“Pay special attention to NSX and vSAN because VMware is changing the way IT delivers networking and storage services.” –Jung Hwang

“Automating SDDC is now more than an idea—it’s a reality. It has a huge impact on the Business Critical Applications space.” –David Gallant

“Almost anything can now be virtualized: monster VMs are now commonplace; systems that previously required an entire Unix platform to run can now be accommodated in a single Virtual Machine on VMware vSphere 5.x.” –Michael Webster Continue reading

“Status-Quo” or “Status-Go” in a BYOD World?

By Mike Marx, VMware EUC Consultant

Why do virtual desktop implementations always follow the Status-Quo?  Numerous times, I have encountered administrators that are fearful of change for one reason or another.  An exciting virtual desktop strategy will quickly change into a routine humdrum desktop replacement project when the only incentive seems to be: “This is the way we always do it and we can’t change.”

I remember taking a bold step into uncharted territory when I was managing an IT department for a University back in the early 2000s.  At that time, allowing customers to bring their own computers and access internal network resources was unheard of! This strategy is now commonly called BYOD. [Bring Your Own Device] My strategy was out of the box, had new challenges and requirements, but quickly brought value and a competitive edge to the University.  I completely attribute the success of that project to the shared knowledge of the strategy.  Everyone from top management down to the support desk was aware of the strategy and contributed to the initiative.  There were technical challenges and support challenges, but everyone was engaged, creative, and knew why we were entering this “Bold New World.”

Culture change takes time and everyone wants to do things better.  Somewhere along the way, the virtual desktop strategy has simply become the Status-Quo running on virtual hardware.  Companies must listen to their employees and develop the virtual desktop strategy to effectively deliver productive tools to their end-users.  Some do, but it appears that listening is where the strategy ends in most cases.
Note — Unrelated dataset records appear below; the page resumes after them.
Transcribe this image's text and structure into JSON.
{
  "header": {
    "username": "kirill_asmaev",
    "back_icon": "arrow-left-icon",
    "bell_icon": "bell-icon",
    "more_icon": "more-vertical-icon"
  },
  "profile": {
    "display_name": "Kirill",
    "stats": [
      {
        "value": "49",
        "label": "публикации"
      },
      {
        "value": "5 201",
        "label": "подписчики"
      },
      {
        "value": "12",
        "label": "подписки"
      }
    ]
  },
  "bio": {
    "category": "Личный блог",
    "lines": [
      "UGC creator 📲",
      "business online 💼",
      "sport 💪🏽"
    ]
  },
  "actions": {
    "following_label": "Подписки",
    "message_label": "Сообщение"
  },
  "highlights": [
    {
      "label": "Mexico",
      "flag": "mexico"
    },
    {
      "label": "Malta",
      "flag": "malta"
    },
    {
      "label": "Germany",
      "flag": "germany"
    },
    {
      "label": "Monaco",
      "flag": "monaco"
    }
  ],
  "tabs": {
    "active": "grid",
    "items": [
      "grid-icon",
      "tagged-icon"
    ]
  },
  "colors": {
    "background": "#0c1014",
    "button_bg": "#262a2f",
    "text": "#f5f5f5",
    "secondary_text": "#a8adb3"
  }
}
A virtual desktop strategy is flexible, it is efficient, it is easy to support and is exciting.  It can provide everything that end-users want.  In short, it challenges the Status-Quo and promotes productivity and creativity.  I encourage companies to develop their virtual desktop strategy and challenge their engineers and support staff to come up with creative ways to change the Status-Quo. Too often, we [IT] end up creating new ways to prevent end-users from utilizing their desktop as a creative tool.

When you are considering implementing per the Status-Quo, keep these points in mind…

Remember when you wanted:

  • A Mainframe terminal…
  • A Desktop PC…
  • A Laptop PC
  • A Blackberry…
  • A Smart-phone …
  • An iPad…

It’s time for Status-Go!

-Mike Marx

Mike Marx is a Senior Consultant with the End User Computing group at VMware.  He has been an active consultant using VMware technologies since 2005.  He is certified in VCP, VSP, VTSP, VCA-DT and VCP-DT, as well as an expert in VMware View, Thinapp, vSphere and SRM.